*** Opening Data records ***

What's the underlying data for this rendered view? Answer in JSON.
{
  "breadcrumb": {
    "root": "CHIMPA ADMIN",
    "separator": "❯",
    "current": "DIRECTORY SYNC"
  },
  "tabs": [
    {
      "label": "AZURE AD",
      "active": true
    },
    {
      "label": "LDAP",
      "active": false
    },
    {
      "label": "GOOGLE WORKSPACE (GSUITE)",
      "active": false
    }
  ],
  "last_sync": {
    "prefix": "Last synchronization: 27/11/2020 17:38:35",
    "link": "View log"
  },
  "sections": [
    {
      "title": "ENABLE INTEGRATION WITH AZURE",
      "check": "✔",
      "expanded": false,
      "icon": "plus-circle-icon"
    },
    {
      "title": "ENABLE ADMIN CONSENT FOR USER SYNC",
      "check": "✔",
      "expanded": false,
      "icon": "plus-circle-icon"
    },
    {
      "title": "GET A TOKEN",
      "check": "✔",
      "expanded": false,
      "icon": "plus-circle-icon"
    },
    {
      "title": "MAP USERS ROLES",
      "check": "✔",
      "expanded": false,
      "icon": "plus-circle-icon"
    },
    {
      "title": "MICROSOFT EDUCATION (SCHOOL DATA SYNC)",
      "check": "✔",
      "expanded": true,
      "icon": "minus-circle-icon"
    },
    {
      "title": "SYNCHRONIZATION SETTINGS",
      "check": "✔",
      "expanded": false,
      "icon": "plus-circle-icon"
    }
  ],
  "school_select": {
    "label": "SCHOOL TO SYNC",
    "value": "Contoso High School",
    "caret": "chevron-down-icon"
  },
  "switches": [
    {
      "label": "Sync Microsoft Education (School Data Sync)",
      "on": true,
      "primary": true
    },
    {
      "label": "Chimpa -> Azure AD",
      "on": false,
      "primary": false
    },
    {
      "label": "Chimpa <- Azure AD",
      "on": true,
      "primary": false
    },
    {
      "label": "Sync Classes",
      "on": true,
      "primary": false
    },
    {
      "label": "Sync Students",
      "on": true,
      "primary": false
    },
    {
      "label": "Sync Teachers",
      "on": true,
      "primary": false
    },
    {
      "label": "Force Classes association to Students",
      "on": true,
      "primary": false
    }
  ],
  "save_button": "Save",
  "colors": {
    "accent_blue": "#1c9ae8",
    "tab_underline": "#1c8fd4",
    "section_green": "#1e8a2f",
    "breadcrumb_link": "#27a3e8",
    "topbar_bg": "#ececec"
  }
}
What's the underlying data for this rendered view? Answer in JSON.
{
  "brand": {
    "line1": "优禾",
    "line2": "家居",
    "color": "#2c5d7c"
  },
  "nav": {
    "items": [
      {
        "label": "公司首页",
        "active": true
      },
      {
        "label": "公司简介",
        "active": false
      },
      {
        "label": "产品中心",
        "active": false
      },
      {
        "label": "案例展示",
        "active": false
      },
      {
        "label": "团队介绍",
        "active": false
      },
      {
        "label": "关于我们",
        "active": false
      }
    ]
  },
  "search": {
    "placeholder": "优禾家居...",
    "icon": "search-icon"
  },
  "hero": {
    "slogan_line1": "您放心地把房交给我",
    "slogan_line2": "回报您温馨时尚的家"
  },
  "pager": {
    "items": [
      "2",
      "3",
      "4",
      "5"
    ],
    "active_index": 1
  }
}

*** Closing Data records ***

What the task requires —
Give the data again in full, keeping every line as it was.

Written response —
What's the underlying data for this rendered view? Answer in JSON.
{
  "breadcrumb": {
    "root": "CHIMPA ADMIN",
    "separator": "❯",
    "current": "DIRECTORY SYNC"
  },
  "tabs": [
    {
      "label": "AZURE AD",
      "active": true
    },
    {
      "label": "LDAP",
      "active": false
    },
    {
      "label": "GOOGLE WORKSPACE (GSUITE)",
      "active": false
    }
  ],
  "last_sync": {
    "prefix": "Last synchronization: 27/11/2020 17:38:35",
    "link": "View log"
  },
  "sections": [
    {
      "title": "ENABLE INTEGRATION WITH AZURE",
      "check": "✔",
      "expanded": false,
      "icon": "plus-circle-icon"
    },
    {
      "title": "ENABLE ADMIN CONSENT FOR USER SYNC",
      "check": "✔",
      "expanded": false,
      "icon": "plus-circle-icon"
    },
    {
      "title": "GET A TOKEN",
      "check": "✔",
      "expanded": false,
      "icon": "plus-circle-icon"
    },
    {
      "title": "MAP USERS ROLES",
      "check": "✔",
      "expanded": false,
      "icon": "plus-circle-icon"
    },
    {
      "title": "MICROSOFT EDUCATION (SCHOOL DATA SYNC)",
      "check": "✔",
      "expanded": true,
      "icon": "minus-circle-icon"
    },
    {
      "title": "SYNCHRONIZATION SETTINGS",
      "check": "✔",
      "expanded": false,
      "icon": "plus-circle-icon"
    }
  ],
  "school_select": {
    "label": "SCHOOL TO SYNC",
    "value": "Contoso High School",
    "caret": "chevron-down-icon"
  },
  "switches": [
    {
      "label": "Sync Microsoft Education (School Data Sync)",
      "on": true,
      "primary": true
    },
    {
      "label": "Chimpa -> Azure AD",
      "on": false,
      "primary": false
    },
    {
      "label": "Chimpa <- Azure AD",
      "on": true,
      "primary": false
    },
    {
      "label": "Sync Classes",
      "on": true,
      "primary": false
    },
    {
      "label": "Sync Students",
      "on": true,
      "primary": false
    },
    {
      "label": "Sync Teachers",
      "on": true,
      "primary": false
    },
    {
      "label": "Force Classes association to Students",
      "on": true,
      "primary": false
    }
  ],
  "save_button": "Save",
  "colors": {
    "accent_blue": "#1c9ae8",
    "tab_underline": "#1c8fd4",
    "section_green": "#1e8a2f",
    "breadcrumb_link": "#27a3e8",
    "topbar_bg": "#ececec"
  }
}
What's the underlying data for this rendered view? Answer in JSON.
{
  "brand": {
    "line1": "优禾",
    "line2": "家居",
    "color": "#2c5d7c"
  },
  "nav": {
    "items": [
      {
        "label": "公司首页",
        "active": true
      },
      {
        "label": "公司简介",
        "active": false
      },
      {
        "label": "产品中心",
        "active": false
      },
      {
        "label": "案例展示",
        "active": false
      },
      {
        "label": "团队介绍",
        "active": false
      },
      {
        "label": "关于我们",
        "active": false
      }
    ]
  },
  "search": {
    "placeholder": "优禾家居...",
    "icon": "search-icon"
  },
  "hero": {
    "slogan_line1": "您放心地把房交给我",
    "slogan_line2": "回报您温馨时尚的家"
  },
  "pager": {
    "items": [
      "2",
      "3",
      "4",
      "5"
    ],
    "active_index": 1
  }
}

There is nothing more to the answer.